While there’s only one season with 9 hour-long episodes, there’s also a digital game platform called Roblox where the fun can continue. Many also choose to rewatch the series almost immediately after finishing it.

Compelling Drama

The series has an intensity to it which is so rare in bingeable Netflix shows. Usually, the platform is a great way to unwind and watch something light. Squid Game, however is anything but light. It’s horrific in parts, with a captivating character arc for each of the central players. It’s extraordinarily well-paced, at times moving slowly but always offering just enough to keep the intensity on max.

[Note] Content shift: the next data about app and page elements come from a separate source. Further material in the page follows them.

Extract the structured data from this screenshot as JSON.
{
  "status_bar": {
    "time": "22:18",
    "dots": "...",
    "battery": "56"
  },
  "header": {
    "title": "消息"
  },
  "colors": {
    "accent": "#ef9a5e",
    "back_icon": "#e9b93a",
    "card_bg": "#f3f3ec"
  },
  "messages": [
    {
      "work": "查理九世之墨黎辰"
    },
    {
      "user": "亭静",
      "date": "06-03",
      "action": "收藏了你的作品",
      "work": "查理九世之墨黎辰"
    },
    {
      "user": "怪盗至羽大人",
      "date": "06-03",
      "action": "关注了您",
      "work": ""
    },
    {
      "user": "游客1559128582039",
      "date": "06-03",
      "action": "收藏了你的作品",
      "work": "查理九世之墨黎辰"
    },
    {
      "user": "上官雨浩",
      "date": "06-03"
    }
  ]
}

Each episode will have you grinding your teeth, wanting to look away. There’s also usually an emotional denouement. Sometimes making you deeply sad (I’m thinking of one episode in particular), shocked, or even (rarely) relieved. 

Why Now?

Granted, it’s a compelling concept for a series. But why is it so hugely popular now? What is it about the show that captures the spirit of life today?

The Pandemic

The pandemic might have something to do with it. The themes of being confined in a space, unable to leave, with your day to day activity being determined by an authority figure, are all familiar to us now. A few years ago, we might not have been able to identify so strongly with the plight of the characters.

There’s also the morbid link of loss of life. While they begin as a group of nearly 500, this whittles down day by day until only a handful are left. In a similar way, we’re all accustomed now to seeing the daily death toll of Covid-19 announced on the news. And, just like the virus attacks the elderly and the weak, the vulnerable are the first to go in the various battles of strength and agility we see in Squid Game

The Financial Crash

The financial difficulties of the players and the need for money being so desperate that it leads them to risk their life and even kill, is also a compelling subject point in our day and age. Having lived through several recent recessions and having to deal with mass job loss and the collapse of small business, our society is acutely aware of the challenges of debt and hardship and how it can push you over the edge.

Overall, we’ve developed a keener taste for the dystopian since the pandemic hit. The dark subject matter, and the fight for survival we see exhibited in Squid Game is something we’ve become more attracted to in light of our bleak circumstances.

But all this gloominess aside, it’s likely that millions tuned in to watch Squid Game simply because it’s a brilliantly made series, with solid writing, a fascinating premise and superb acting. 

Squid Game on Netflix 

If you’re one of the few that hasn’t binge watched the series yet, hopefully you’re now persuaded to watch it ASAP. 

If you’re looking for content on Netflix with a similarly bleak vibe, check out Best Dystopian Movies on Netflix for inspiration.


About Zoe

Zoë is Stoner Rotation’s arts and film writer for the Culture section of our cannabis publication. Originally from the UK, she graduated with an MA in English Literature from the University of Edinburgh and an MA in Film from the University of Kent. From unpacking cinematic styles to curated listicles, Zoë’s choice in movies, series and directors leaves you craving more.